Front Mounting

The front of the connector, or the side that faces the equipment panel, can be fitted with features to allow the connection to be secured to a surface. These features may include flanges, bosses, slots, keyways or inserts. A connector with front mounting can be termed a panel mount connector.

Connectors can also be categorized by their pinout, method of connection, contacts, materials, size, resistance, insulation, mechanical durability and ingress protection. Most have a gender – the male component is called a plug and the female component a socket. Some connectors have a way of preventing them from being connected in the wrong orientation, known as polarity. This is usually achieved by having two different widths for the plug blades in a North American wall socket, making it difficult to insert the plug the wrong way round.

A modular connector is a type of electrical connector that combines a permanent connection at one end with a detachable connector on the other. These connectors are often found on computers and telephone systems. They offer multiple conductors, moderate flexibility and low cost. They can also deliver a modest amount of current. In addition, they are readily available and easy to use. They can be used for power, signaling and data. Some examples are RJ45 and RCA connectors. The RJ45 modular connector is particularly useful, as it offers ready availability, multiple conductors and a reasonable current carrying capacity.

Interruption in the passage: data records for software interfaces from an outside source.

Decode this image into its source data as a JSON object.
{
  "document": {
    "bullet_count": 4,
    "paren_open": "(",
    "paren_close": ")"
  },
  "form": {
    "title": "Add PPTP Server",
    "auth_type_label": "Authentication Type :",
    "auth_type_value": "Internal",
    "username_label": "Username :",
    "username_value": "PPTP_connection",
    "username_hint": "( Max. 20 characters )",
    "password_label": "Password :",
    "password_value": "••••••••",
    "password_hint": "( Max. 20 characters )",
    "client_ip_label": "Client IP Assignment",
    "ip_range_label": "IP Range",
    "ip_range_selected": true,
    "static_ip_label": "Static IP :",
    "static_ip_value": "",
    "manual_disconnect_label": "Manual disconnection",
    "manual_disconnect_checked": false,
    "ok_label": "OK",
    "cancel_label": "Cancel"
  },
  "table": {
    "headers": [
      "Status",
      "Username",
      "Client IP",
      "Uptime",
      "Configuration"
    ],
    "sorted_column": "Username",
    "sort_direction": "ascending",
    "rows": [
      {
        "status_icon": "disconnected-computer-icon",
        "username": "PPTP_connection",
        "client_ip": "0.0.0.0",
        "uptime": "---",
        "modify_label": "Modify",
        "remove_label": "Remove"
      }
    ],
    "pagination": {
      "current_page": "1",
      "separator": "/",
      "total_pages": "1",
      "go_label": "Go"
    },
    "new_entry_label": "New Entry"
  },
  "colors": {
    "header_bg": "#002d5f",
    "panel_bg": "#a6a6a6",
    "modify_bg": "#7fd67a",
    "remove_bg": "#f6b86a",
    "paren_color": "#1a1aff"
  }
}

Leave a Reply

Your email address will not be published. Required fields are marked *